━━ Source material ━━

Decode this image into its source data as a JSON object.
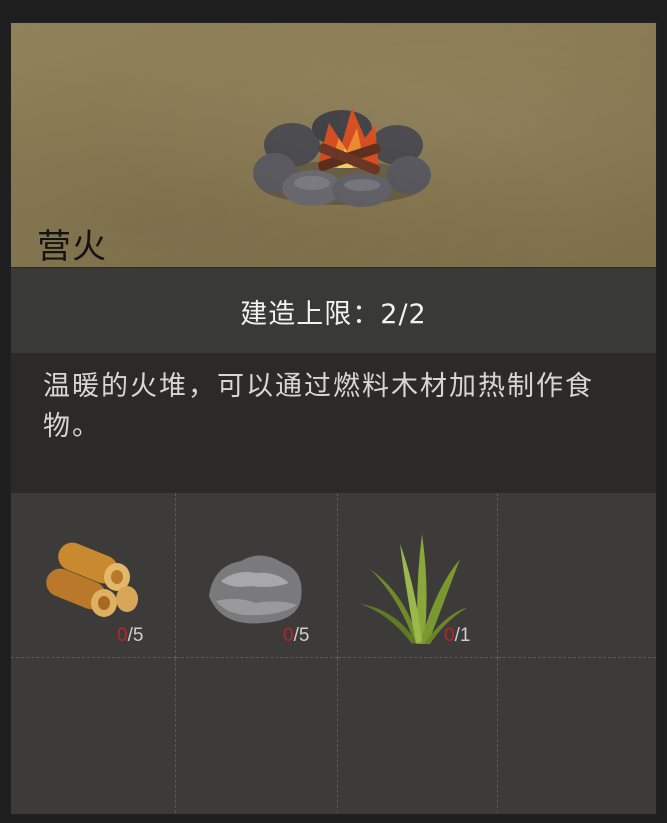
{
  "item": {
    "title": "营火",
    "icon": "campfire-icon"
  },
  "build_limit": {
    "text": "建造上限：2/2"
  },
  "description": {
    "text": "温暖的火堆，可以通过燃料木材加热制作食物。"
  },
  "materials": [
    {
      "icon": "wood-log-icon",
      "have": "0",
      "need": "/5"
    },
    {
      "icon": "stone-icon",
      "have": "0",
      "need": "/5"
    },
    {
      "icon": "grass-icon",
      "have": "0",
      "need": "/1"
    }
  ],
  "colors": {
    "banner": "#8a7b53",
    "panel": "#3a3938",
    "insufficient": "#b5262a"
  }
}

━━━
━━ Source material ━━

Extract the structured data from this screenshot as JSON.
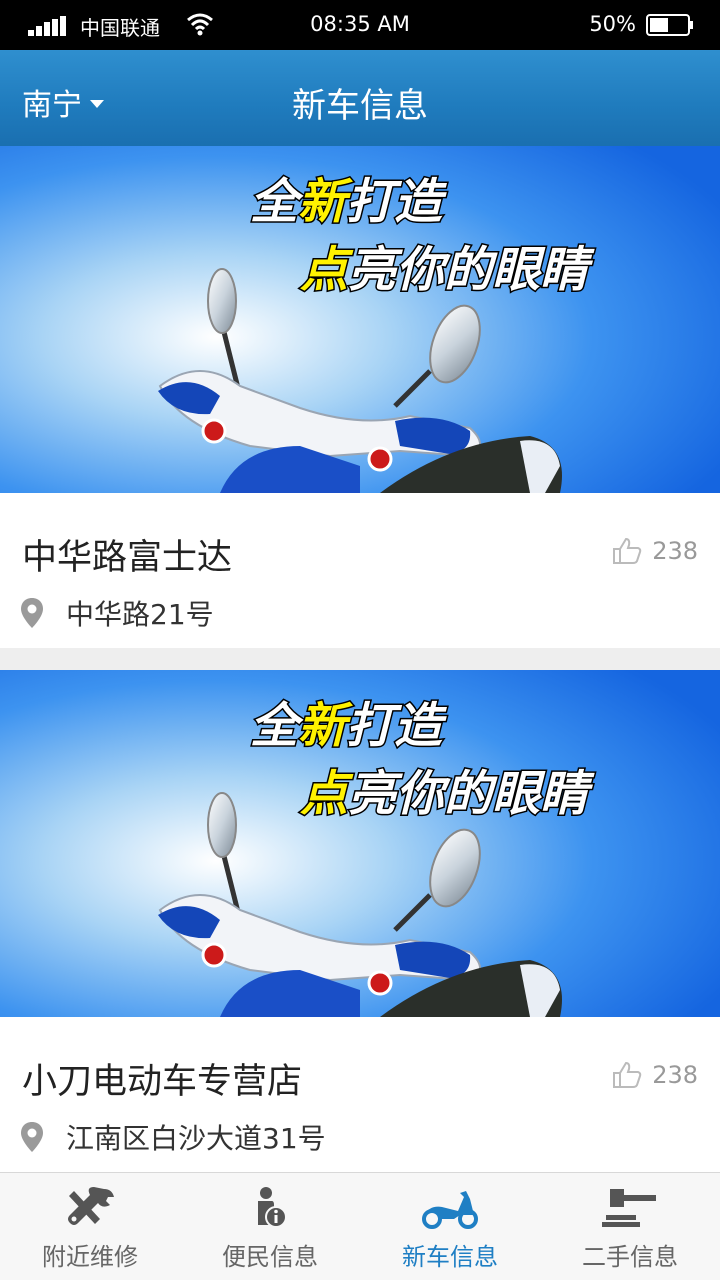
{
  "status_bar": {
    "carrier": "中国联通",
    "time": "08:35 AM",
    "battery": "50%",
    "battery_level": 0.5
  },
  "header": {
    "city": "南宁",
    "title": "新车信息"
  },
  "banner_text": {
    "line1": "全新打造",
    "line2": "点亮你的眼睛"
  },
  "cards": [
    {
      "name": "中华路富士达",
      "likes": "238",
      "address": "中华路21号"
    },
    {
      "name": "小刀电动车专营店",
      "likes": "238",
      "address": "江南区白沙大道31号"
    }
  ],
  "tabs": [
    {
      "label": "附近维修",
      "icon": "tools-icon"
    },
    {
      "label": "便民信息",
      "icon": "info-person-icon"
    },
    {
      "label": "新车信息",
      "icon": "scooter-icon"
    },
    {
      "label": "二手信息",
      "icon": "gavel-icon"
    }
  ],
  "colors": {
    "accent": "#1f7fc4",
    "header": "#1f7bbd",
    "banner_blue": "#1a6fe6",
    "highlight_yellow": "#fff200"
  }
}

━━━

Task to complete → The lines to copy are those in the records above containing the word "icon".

Written response →
    "icon": "campfire-icon"
      "icon": "wood-log-icon",
      "icon": "stone-icon",
      "icon": "grass-icon",
      "icon": "tools-icon"
      "icon": "info-person-icon"
      "icon": "scooter-icon"
      "icon": "gavel-icon"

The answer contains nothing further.